Students plant trees in the Kubuqi Desert, Inner Mongolia autonomous region, on World Earth Day. [Photo/China Daily]
The land formerly used by factories cannot be left idle, because many local governments need to develop valuable downtown land to boost their revenue. But remediation has to precede development, Gao said, because much of the land has been contaminated by industrial pollution.
"The huge market potential in soil remediation has yet to be unlocked," Gao said, adding that many projects are pilot ones because the national survey of the soil pollution situation is continuing.
He said financing is a key challenge that has been hindering the industry's development, as local governments previously had to foot the bill for soil remediation work. The law on soil pollution control may help, because it states that polluters or those with the right to use the land should pay for the cleanup.
"But it's not yet known if the polluting companies or owners of landuse rights, many of them small and medium-sized, can afford the high cost involved," Gao said. "It's also not easy to identify the polluters because it's difficult to trace how land was polluted."
The industry needs to reform the current business model, which only concentrates on soil remediation, to address the challenges, he said, adding that combining soil remediation with further development, for example real estate projects, could offer a solution.
Gao said local governments could give contracts for projects involving remediation and development to big State-owned enterprises, which have better access to financing, and companies specializing in soil remediation could become subcontractors.
Environmental improvement often makes land more valuable, and such a model could help create a win-win situation. Local governments would earn revenue from land transactions without having to pay for soil remediation, while developers could also benefit from higher land values.
Zhao agreed that the model offered a solution to the industry's financing challenges, adding that Elion had tried it successfully in a project in Tianjin.
Meanwhile, he said, the industry is also troubled by a lack of expertise in areas such as soil remediation and promoting the business model.
Cheng said Chinese universities have not provided the talent the industry needs, with students majoring in environmental engineering and science learning more about air and water pollution than soil pollution. They might know a lot about chemistry and biology, but their knowledge of geology was poor.
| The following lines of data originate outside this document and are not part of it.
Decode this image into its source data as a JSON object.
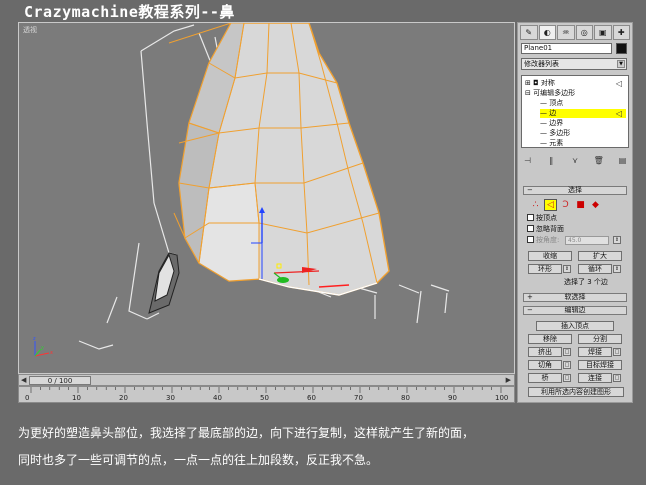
{
  "title": "Crazymachine教程系列--鼻",
  "viewport": {
    "label": "透视"
  },
  "timeline": {
    "frame_label": "0 / 100",
    "ruler_ticks": [
      "0",
      "10",
      "20",
      "30",
      "40",
      "50",
      "60",
      "70",
      "80",
      "90",
      "100"
    ]
  },
  "command_panel": {
    "tabs": [
      {
        "icon": "create-icon",
        "glyph": "✎"
      },
      {
        "icon": "modify-icon",
        "glyph": "◐"
      },
      {
        "icon": "hierarchy-icon",
        "glyph": "♒"
      },
      {
        "icon": "motion-icon",
        "glyph": "◎"
      },
      {
        "icon": "display-icon",
        "glyph": "▣"
      },
      {
        "icon": "utilities-icon",
        "glyph": "✚"
      }
    ],
    "object_name": "Plane01",
    "object_color": "#111111",
    "modifier_list": "修改器列表",
    "stack": [
      {
        "label": "对称",
        "indent": 0,
        "prefix": "⊞ ◘ ",
        "selected": false
      },
      {
        "label": "可编辑多边形",
        "indent": 0,
        "prefix": "⊟ ",
        "selected": false
      },
      {
        "label": "顶点",
        "indent": 1,
        "prefix": "",
        "selected": false
      },
      {
        "label": "边",
        "indent": 1,
        "prefix": "",
        "selected": true
      },
      {
        "label": "边界",
        "indent": 1,
        "prefix": "",
        "selected": false
      },
      {
        "label": "多边形",
        "indent": 1,
        "prefix": "",
        "selected": false
      },
      {
        "label": "元素",
        "indent": 1,
        "prefix": "",
        "selected": false
      }
    ],
    "stack_tools": [
      "⊣",
      "‖",
      "⋎",
      "🗑",
      "▤"
    ],
    "selection": {
      "header": "选择",
      "modes": [
        {
          "name": "vertex-mode-icon",
          "glyph": "∴",
          "color": "#cc2222",
          "active": false
        },
        {
          "name": "edge-mode-icon",
          "glyph": "◁",
          "color": "#cc2222",
          "active": true
        },
        {
          "name": "border-mode-icon",
          "glyph": "Ɔ",
          "color": "#cc2222",
          "active": false
        },
        {
          "name": "polygon-mode-icon",
          "glyph": "■",
          "color": "#cc0000",
          "active": false
        },
        {
          "name": "element-mode-icon",
          "glyph": "◆",
          "color": "#cc0000",
          "active": false
        }
      ],
      "by_vertex": "按顶点",
      "ignore_backfacing": "忽略背面",
      "by_angle": "按角度:",
      "angle_value": "45.0",
      "shrink": "收缩",
      "grow": "扩大",
      "ring": "环形",
      "loop": "循环",
      "status": "选择了 3 个边"
    },
    "soft_selection": {
      "header": "软选择"
    },
    "edit_edges": {
      "header": "编辑边",
      "insert_vertex": "插入顶点",
      "remove": "移除",
      "split": "分割",
      "extrude": "挤出",
      "weld": "焊接",
      "chamfer": "切角",
      "target_weld": "目标焊接",
      "bridge": "桥",
      "connect": "连接",
      "create_shape": "利用所选内容创建图形"
    }
  },
  "caption": {
    "line1": "为更好的塑造鼻头部位，我选择了最底部的边，向下进行复制，这样就产生了新的面，",
    "line2": "同时也多了一些可调节的点，一点一点的往上加段数，反正我不急。"
  },
  "colors": {
    "background": "#6a6a6a",
    "viewport": "#7b7b7b",
    "edge_highlight": "#f0a030",
    "selection": "#ffff00"
  }
}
"My companies have to train most of the talent we need," he said. "We need to reform universities' cultivation of talent for soil remediation. It's not possible for companies to cultivate the talent they need all the time, and that makes it extremely challenging."